TODAY | August 03, 2013
>>> as millennials are doing it. samantha from working mom's lifestyle is here to help. good morning.
>> good morning.
>> let me read the numbers. argt pugh research center 36% of young adults 18 to 31 were living at home last year, the highest number in 40 years.
>> it is.
>> is that a good thing?
>> it's never a good thing. we don't raise our kids in the hope that they will return to the nest. that's never our dream as a parent. we want to raise children that are self-sufficient and self-reliant and able to get a job on their own and thrive. these statistics respect showing that.
>> a lot of young people will tell you the job market isn't what it used to be and salaries aren't what they used to be. moving out isn't always an option.
>> absolutely. for a lot of kids in college, grad school , this doesn't reflect college numbers. it's not because more kids are attending college or grad school . we are seeing such a deep increase, a dramatic increase that it's about much more than that. i think it's a combination of economics and also parenting styles .
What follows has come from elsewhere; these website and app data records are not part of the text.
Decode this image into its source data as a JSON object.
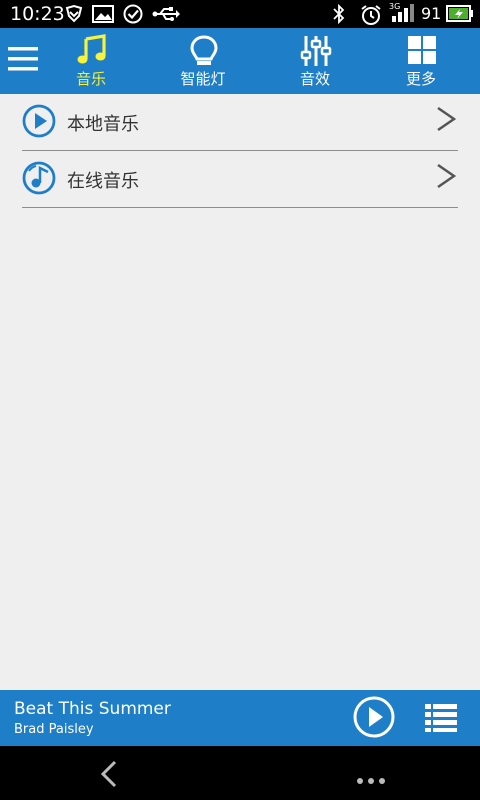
{
  "status_bar": {
    "time": "10:23",
    "network_type": "3G",
    "battery_level": "91",
    "icons": [
      "shield-check-icon",
      "image-icon",
      "checkmark-circle-icon",
      "usb-icon",
      "bluetooth-icon",
      "alarm-icon",
      "signal-icon",
      "battery-charging-icon"
    ]
  },
  "nav": {
    "tabs": [
      {
        "label": "音乐",
        "icon": "music-note-icon",
        "active": true
      },
      {
        "label": "智能灯",
        "icon": "bulb-icon",
        "active": false
      },
      {
        "label": "音效",
        "icon": "equalizer-icon",
        "active": false
      },
      {
        "label": "更多",
        "icon": "grid-icon",
        "active": false
      }
    ]
  },
  "list": {
    "items": [
      {
        "label": "本地音乐",
        "icon": "play-circle-icon"
      },
      {
        "label": "在线音乐",
        "icon": "disc-music-icon"
      }
    ]
  },
  "player": {
    "title": "Beat This Summer",
    "artist": "Brad Paisley"
  },
  "colors": {
    "primary": "#1f7ec8",
    "active_tab": "#f7f33a",
    "background": "#efefef"
  }
}
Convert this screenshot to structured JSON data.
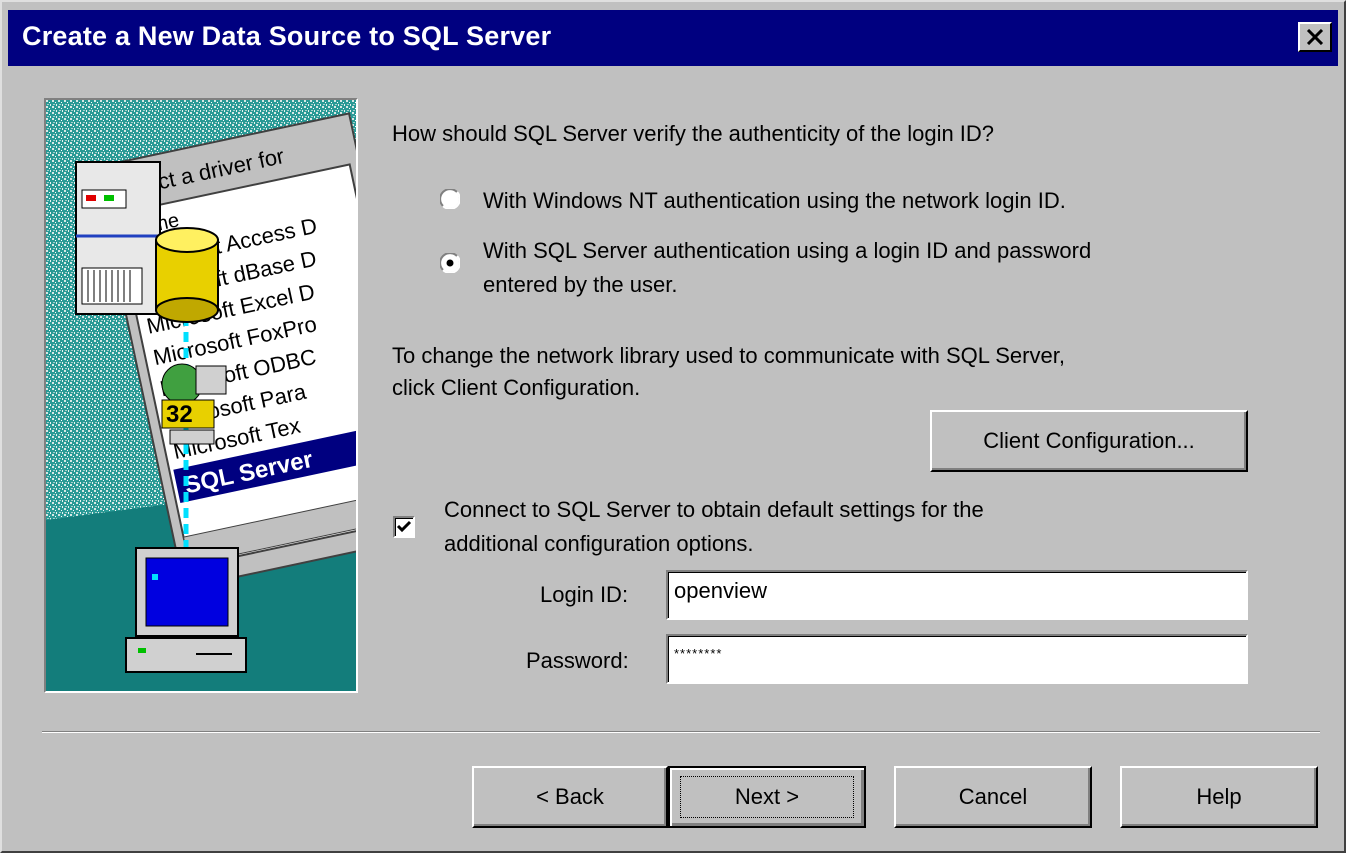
{
  "window": {
    "title": "Create a New Data Source to SQL Server"
  },
  "illustration": {
    "list_header": "Select a driver for",
    "name_header": "Name",
    "drivers": [
      "Microsoft Access D",
      "Microsoft dBase D",
      "Microsoft Excel D",
      "Microsoft FoxPro",
      "Microsoft ODBC",
      "Microsoft Para",
      "Microsoft Tex",
      "SQL Server"
    ],
    "badge": "32"
  },
  "auth": {
    "question": "How should SQL Server verify the authenticity of the login ID?",
    "options": [
      {
        "line1": "With Windows NT authentication using the network login ID.",
        "line2": "",
        "selected": false
      },
      {
        "line1": "With SQL Server authentication using a login ID and password",
        "line2": "entered by the user.",
        "selected": true
      }
    ]
  },
  "network": {
    "text_line1": "To change the network library used to communicate with SQL Server,",
    "text_line2": "click Client Configuration.",
    "client_config_label": "Client Configuration..."
  },
  "connect": {
    "checked": true,
    "line1": "Connect to SQL Server to obtain default settings for the",
    "line2": "additional configuration options."
  },
  "credentials": {
    "login_label": "Login ID:",
    "login_value": "openview",
    "password_label": "Password:",
    "password_value": "********"
  },
  "buttons": {
    "back": "< Back",
    "next": "Next >",
    "cancel": "Cancel",
    "help": "Help"
  },
  "colors": {
    "title_bar": "#000080",
    "dialog_face": "#c0c0c0",
    "illustration_teal": "#1a8a8a"
  }
}
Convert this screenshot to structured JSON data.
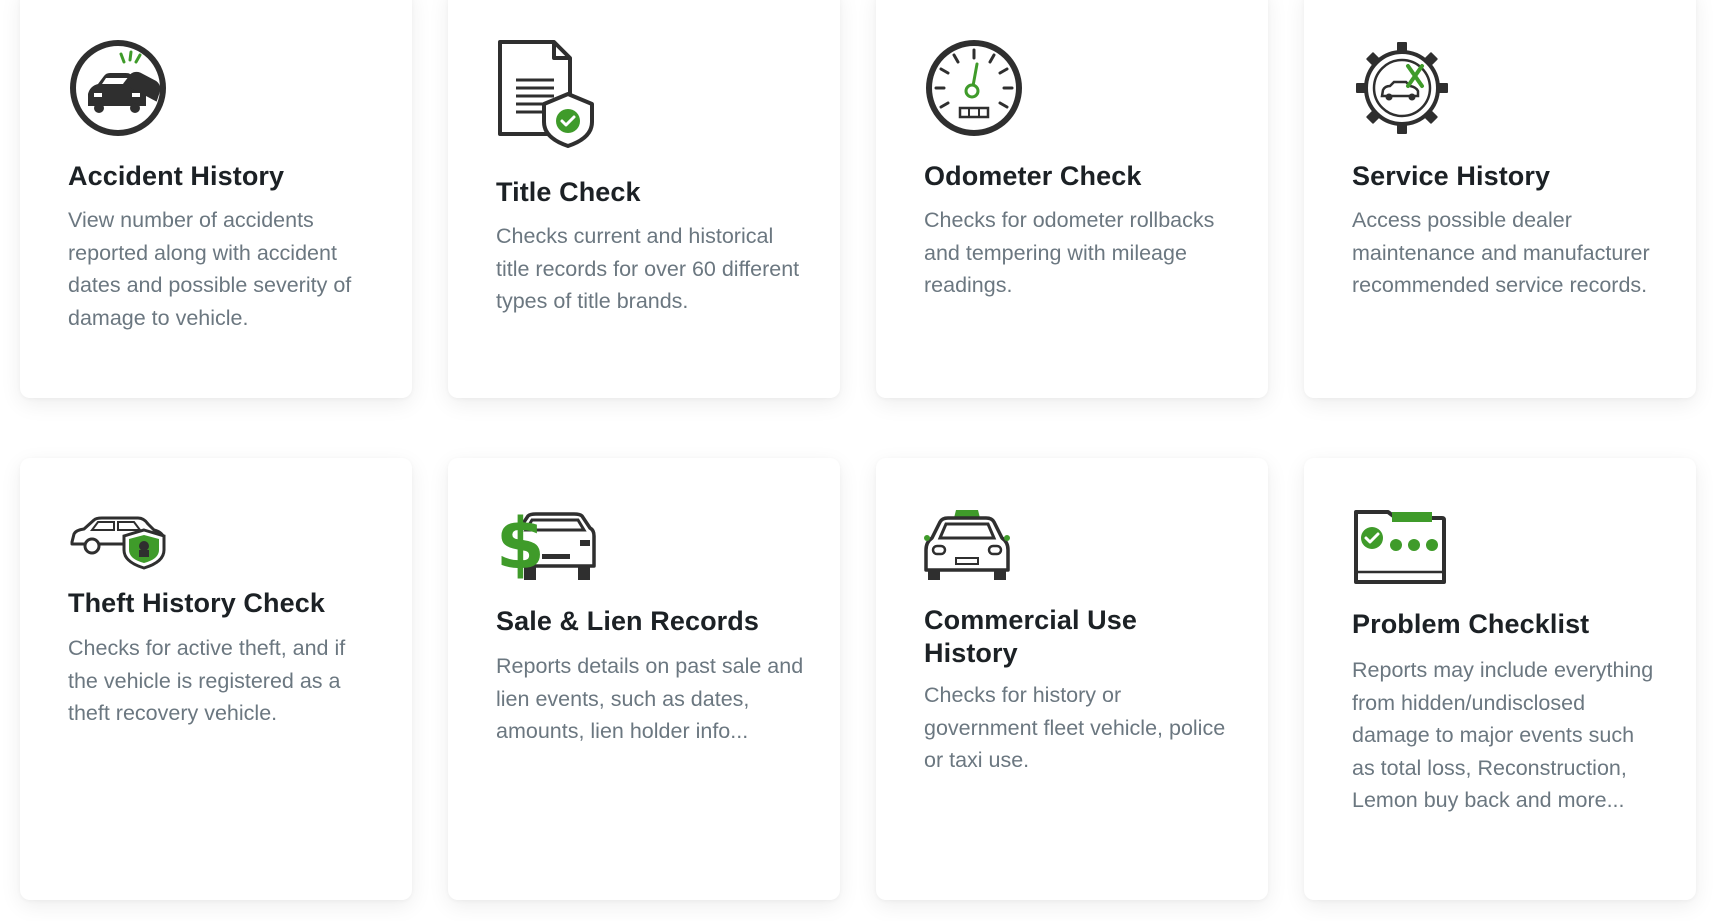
{
  "cards": [
    {
      "title": "Accident History",
      "description": "View number of accidents reported along with accident dates and possible severity of damage to vehicle.",
      "icon": "car-accident-icon"
    },
    {
      "title": "Title Check",
      "description": "Checks current and historical title records for over 60 different types of title brands.",
      "icon": "title-document-shield-icon"
    },
    {
      "title": "Odometer Check",
      "description": "Checks for odometer rollbacks and tempering with mileage readings.",
      "icon": "odometer-gauge-icon"
    },
    {
      "title": "Service History",
      "description": "Access possible dealer maintenance and manufacturer recommended service records.",
      "icon": "gear-car-service-icon"
    },
    {
      "title": "Theft History Check",
      "description": "Checks for active theft, and if the vehicle is registered as a theft recovery vehicle.",
      "icon": "car-theft-shield-icon"
    },
    {
      "title": "Sale & Lien Records",
      "description": "Reports details on past sale and lien events, such as dates, amounts, lien holder info...",
      "icon": "dollar-car-icon"
    },
    {
      "title": "Commercial Use History",
      "description": "Checks for history or government fleet vehicle, police or taxi use.",
      "icon": "taxi-icon"
    },
    {
      "title": "Problem Checklist",
      "description": "Reports may include everything from hidden/undisclosed damage to major events such as total loss, Reconstruction, Lemon buy back and more...",
      "icon": "folder-checklist-icon"
    }
  ],
  "colors": {
    "accent_green": "#3f9b2a",
    "icon_dark": "#2f2f2f",
    "title": "#1c2125",
    "text": "#6b7780"
  }
}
>> parenting styles in that this is a generation of the helicopter parent .
>> it's the first generation we are seeing that was the product of this hovering kind of parenting. we all know now that the helicopter parent leads to a less self-reliant child.
>> that leads to my next question. in some cases is this delaying adulthood -- not having the responsibility of paying rent, paying utilities and all the things that come with living on your own?
>> sure. when you are living at hole you are not able to have a normal adult relationship. when you go out on a date, you go home to your parents' house. every part of your life is stunted when you live at home unless you have an exit strategy . for parents whose kids have a clear exit plan , i'm living at home for two years to save money, that's a different thing.
>> the relationship is obviously different. this is an adult. you don't necessarily want to kick them the out the door. how do mom and dad and the the kids navigate this?
>> it's about how ambitious your child is. if your child has no desire or motivation to leave, you have to be tougher. make some rules and set ground rules and have them contribute financially. however if your child is ambitious and trying to save money for a couple of years and has a specific exit strategy , there is no need to worry.